§ Your instructions:
Scan the material for the word "size", and copy each line where it shows up.

(Material shown Opens)

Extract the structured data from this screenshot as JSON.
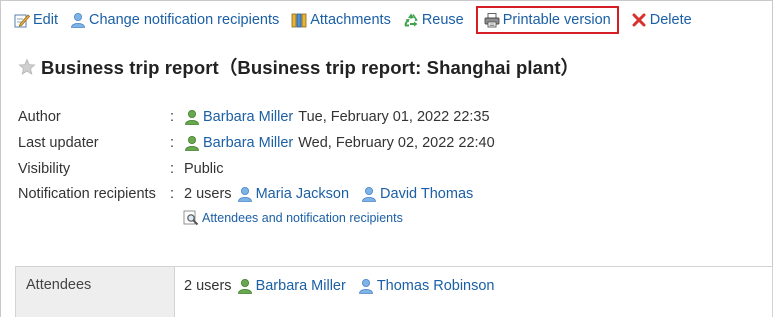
{
  "toolbar": {
    "edit": "Edit",
    "change_recipients": "Change notification recipients",
    "attachments": "Attachments",
    "reuse": "Reuse",
    "printable": "Printable version",
    "delete": "Delete"
  },
  "title": "Business trip report（Business trip report: Shanghai plant）",
  "properties": {
    "author": {
      "label": "Author",
      "colon": ":",
      "user": "Barbara Miller",
      "date": "Tue, February 01, 2022 22:35"
    },
    "last_updater": {
      "label": "Last updater",
      "colon": ":",
      "user": "Barbara Miller",
      "date": "Wed, February 02, 2022 22:40"
    },
    "visibility": {
      "label": "Visibility",
      "colon": ":",
      "value": "Public"
    },
    "recipients": {
      "label": "Notification recipients",
      "colon": ":",
      "count": "2 users",
      "users": [
        "Maria Jackson",
        "David Thomas"
      ]
    },
    "attendees_link": "Attendees and notification recipients"
  },
  "table": {
    "attendees_label": "Attendees",
    "attendees_count": "2 users",
    "attendees": [
      "Barbara Miller",
      "Thomas Robinson"
    ]
  },
  "colors": {
    "link": "#1b5fa5",
    "highlight_box": "#d51f24",
    "user_icon_primary": "#6aa84f",
    "user_icon_secondary": "#7fb2e5"
  },
  "icons": {
    "edit": "edit-icon",
    "change_recipients": "person-icon",
    "attachments": "books-icon",
    "reuse": "recycle-icon",
    "printable": "printer-icon",
    "delete": "delete-x-icon",
    "favorite": "star-icon"
  }
}
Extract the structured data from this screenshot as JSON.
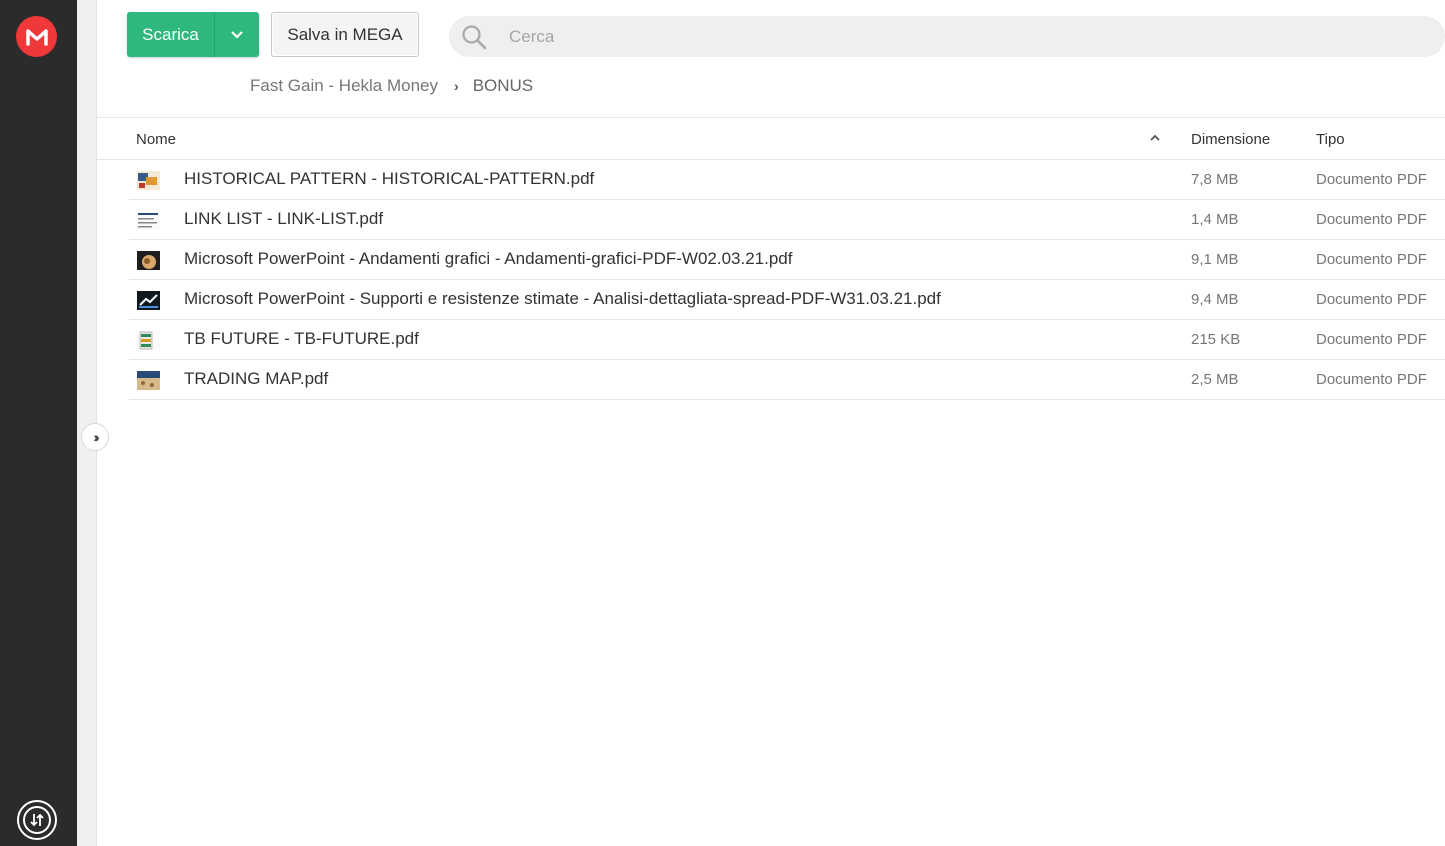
{
  "sidebar": {
    "logo_letter": "M",
    "transfer_icon": "transfer-icon"
  },
  "toolbar": {
    "download_label": "Scarica",
    "save_label": "Salva in MEGA",
    "search_placeholder": "Cerca"
  },
  "breadcrumb": {
    "parent": "Fast Gain - Hekla Money",
    "current": "BONUS"
  },
  "table": {
    "headers": {
      "name": "Nome",
      "size": "Dimensione",
      "type": "Tipo"
    },
    "rows": [
      {
        "name": "HISTORICAL PATTERN - HISTORICAL-PATTERN.pdf",
        "size": "7,8 MB",
        "type": "Documento PDF"
      },
      {
        "name": "LINK LIST - LINK-LIST.pdf",
        "size": "1,4 MB",
        "type": "Documento PDF"
      },
      {
        "name": "Microsoft PowerPoint - Andamenti grafici - Andamenti-grafici-PDF-W02.03.21.pdf",
        "size": "9,1 MB",
        "type": "Documento PDF"
      },
      {
        "name": "Microsoft PowerPoint - Supporti e resistenze stimate - Analisi-dettagliata-spread-PDF-W31.03.21.pdf",
        "size": "9,4 MB",
        "type": "Documento PDF"
      },
      {
        "name": "TB FUTURE - TB-FUTURE.pdf",
        "size": "215 KB",
        "type": "Documento PDF"
      },
      {
        "name": "TRADING MAP.pdf",
        "size": "2,5 MB",
        "type": "Documento PDF"
      }
    ]
  },
  "colors": {
    "accent_green": "#2eb87e",
    "brand_red": "#f0373a",
    "sidebar_bg": "#2b2b2b"
  }
}
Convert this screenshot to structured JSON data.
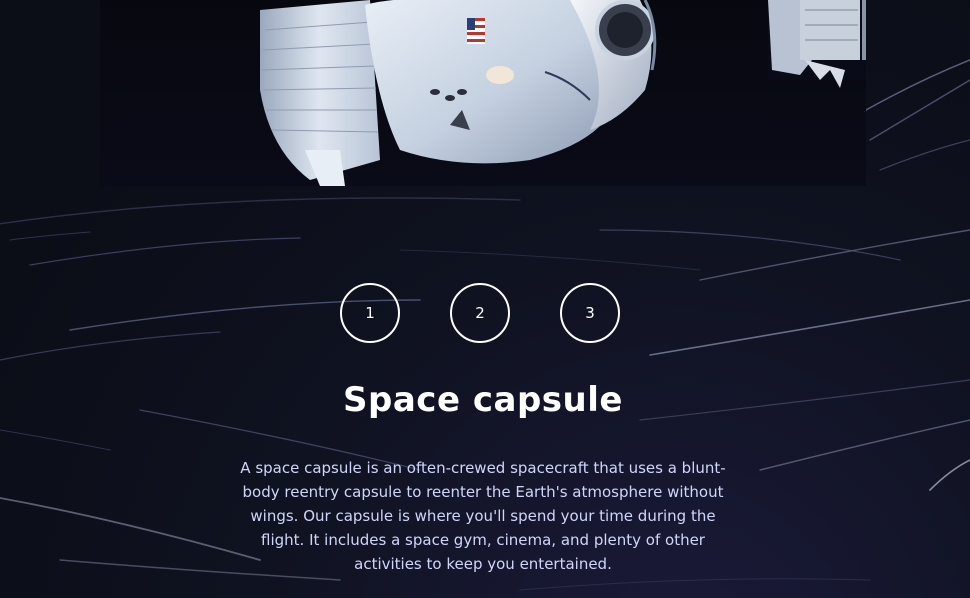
{
  "page": {
    "hero_image": {
      "alt": "Space capsule docking",
      "flag": "flag-icon"
    },
    "steps": [
      {
        "label": "1",
        "active": false
      },
      {
        "label": "2",
        "active": false
      },
      {
        "label": "3",
        "active": false
      }
    ],
    "title": "Space capsule",
    "description": "A space capsule is an often-crewed spacecraft that uses a blunt-body reentry capsule to reenter the Earth's atmosphere without wings. Our capsule is where you'll spend your time during the flight. It includes a space gym, cinema, and plenty of other activities to keep you entertained."
  },
  "colors": {
    "background": "#0b0d17",
    "text": "#ffffff",
    "body_text": "#d0d6f9"
  }
}
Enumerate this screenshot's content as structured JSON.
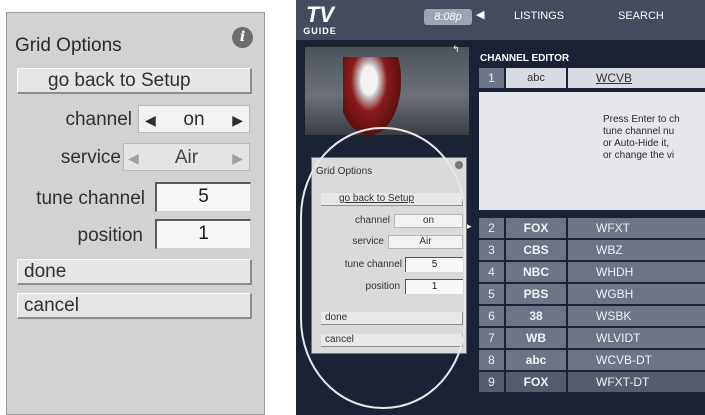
{
  "grid_options": {
    "title": "Grid Options",
    "back_label": "go back to Setup",
    "channel_label": "channel",
    "channel_value": "on",
    "service_label": "service",
    "service_value": "Air",
    "tune_channel_label": "tune channel",
    "tune_channel_value": "5",
    "position_label": "position",
    "position_value": "1",
    "done_label": "done",
    "cancel_label": "cancel"
  },
  "tv_guide": {
    "logo_top": "TV",
    "logo_bottom": "GUIDE",
    "time": "8:08p",
    "nav": [
      "LISTINGS",
      "SEARCH"
    ],
    "channel_editor_title": "CHANNEL EDITOR",
    "editor_row": {
      "num": "1",
      "logo": "abc",
      "call": "WCVB"
    },
    "help_lines": [
      "Press Enter to ch",
      "tune channel nu",
      "or Auto-Hide it, ",
      "or change the vi"
    ],
    "channels": [
      {
        "num": "2",
        "logo": "FOX",
        "call": "WFXT"
      },
      {
        "num": "3",
        "logo": "CBS",
        "call": "WBZ"
      },
      {
        "num": "4",
        "logo": "NBC",
        "call": "WHDH"
      },
      {
        "num": "5",
        "logo": "PBS",
        "call": "WGBH"
      },
      {
        "num": "6",
        "logo": "38",
        "call": "WSBK"
      },
      {
        "num": "7",
        "logo": "WB",
        "call": "WLVIDT"
      },
      {
        "num": "8",
        "logo": "abc",
        "call": "WCVB-DT"
      },
      {
        "num": "9",
        "logo": "FOX",
        "call": "WFXT-DT"
      }
    ]
  },
  "colors": {
    "panel_bg": "#d2d2d2",
    "tv_bg": "#1c2235",
    "row_bg": "#6d7486"
  }
}
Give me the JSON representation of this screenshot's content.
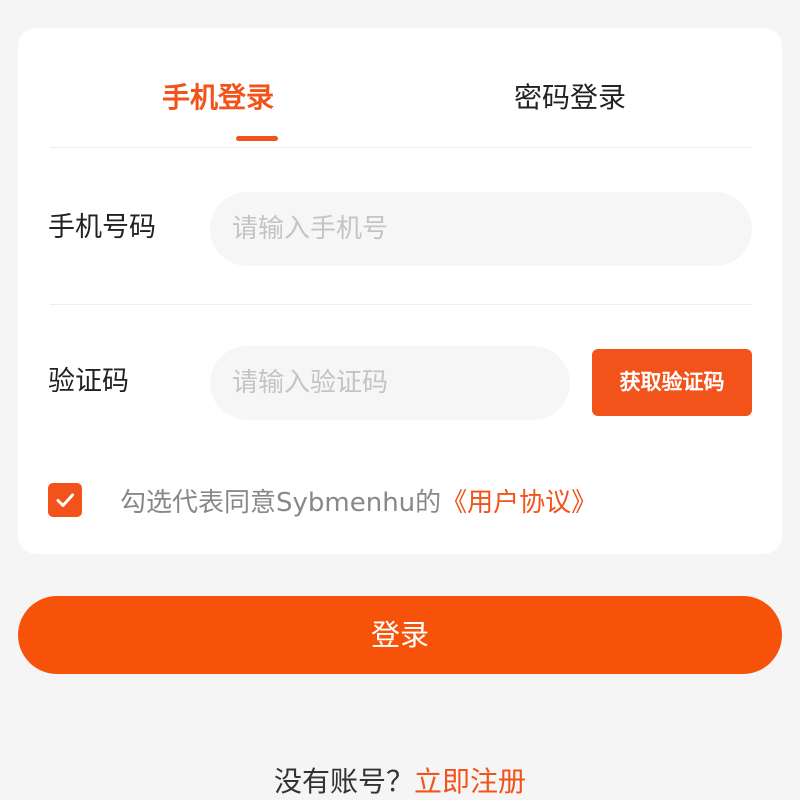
{
  "tabs": {
    "active_label": "手机登录",
    "inactive_label": "密码登录"
  },
  "phone": {
    "label": "手机号码",
    "placeholder": "请输入手机号",
    "value": ""
  },
  "code": {
    "label": "验证码",
    "placeholder": "请输入验证码",
    "value": "",
    "button_label": "获取验证码"
  },
  "agreement": {
    "checked": true,
    "text": "勾选代表同意Sybmenhu的",
    "link": "《用户协议》"
  },
  "login_button": "登录",
  "footer": {
    "text": "没有账号？",
    "link": "立即注册"
  },
  "colors": {
    "accent": "#f2531a",
    "background": "#f5f5f5",
    "card": "#ffffff",
    "input_bg": "#f6f6f6"
  },
  "icons": {
    "checkbox": "checkmark-icon"
  }
}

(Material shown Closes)

§ Worked solution:
      "size": "Dimensione",
        "size": "7,8 MB",
        "size": "1,4 MB",
        "size": "9,1 MB",
        "size": "9,4 MB",
        "size": "215 KB",
        "size": "2,5 MB",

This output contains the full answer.